“Their method is beating the competition by several orders of magnitude without sacrificing accuracy,” said Sayan Mitra, a computer scientist at the University of Illinois, Urbana-Champaign.

As well as being speedier, Hasani said, their newest networks are also unusually stable, meaning the system can handle enormous inputs without going haywire. “The main contribution here is that stability and other nice properties are baked into these systems by their sheer structure,” said Sriram Sankaranarayanan, a computer scientist at the University of Colorado, Boulder. Liquid networks seem to operate in what he called “the sweet spot: They are complex enough to allow interesting things to happen, but not so complex as to lead to chaotic behavior.”

At the moment, the MIT group is testing their latest network on an autonomous aerial drone. Though the drone was trained to navigate in a forest, they’ve moved it to the urban environment of Cambridge to see how it handles novel conditions. Lechner called the preliminary results encouraging.

The Physics Principle That Inspired Modern AI Art By Exploring Virtual Worlds, AI Learns in New Ways AI Overcomes Stumbling Block on Brain-Inspired Hardware How Transformers Seem to Mimic Parts of the Brain Beyond refining the current model, the team is also working to improve their network’s architecture. The next step, Lechner said, “is to figure out how many, or how few, neurons we actually need to perform a given task.” The group also wants to devise an optimal way of connecting neurons.
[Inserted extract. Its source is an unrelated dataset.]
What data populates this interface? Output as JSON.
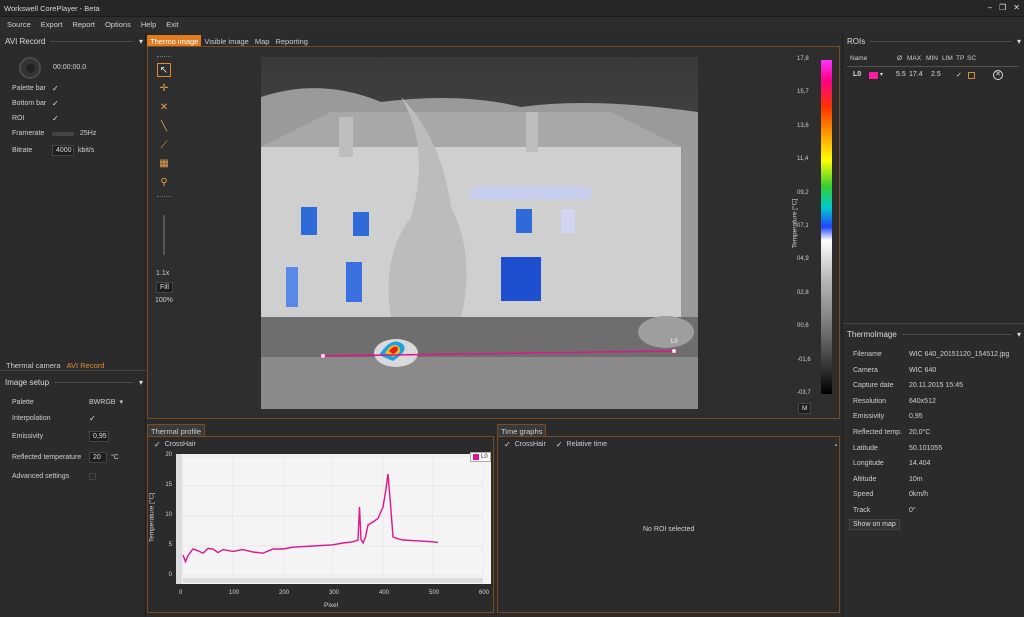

Currently, every neuron links to every other neuron, but that’s not how it works in C. elegans, where synaptic connections are more selective. Through further studies of the roundworm’s wiring system, they hope to determine which neurons in their system should be coupled together.

Apart from applications like autonomous driving and flight, liquid networks seem well suited to the analysis of electric power grids, financial transactions, weather and other phenomena that fluctuate over time. In addition, Hasani said, the latest version of liquid networks can be used “to perform brain activity simulations at a scale not realizable before.”

Mitra is particularly intrigued by this possibility. “In a way, it’s kind of poetic, showing that this research may be coming full circle,” he said. “Neural networks are developing to the point that the very ideas we’ve drawn from nature may soon help us understand nature better.”


bottomknifeprospect t1_j996tt1 wrote

Not sure of this sub is like /r/science and if this will get nuked, but it's funny because that line about liquid is almost what the guy in Ex Machina says about his new brain prototype.


94746382926 t1_j99a77a wrote

It's not, posting rules are much less strict here.


talligan t1_j98io1m wrote

So it sounds like they added an extra fitting parameter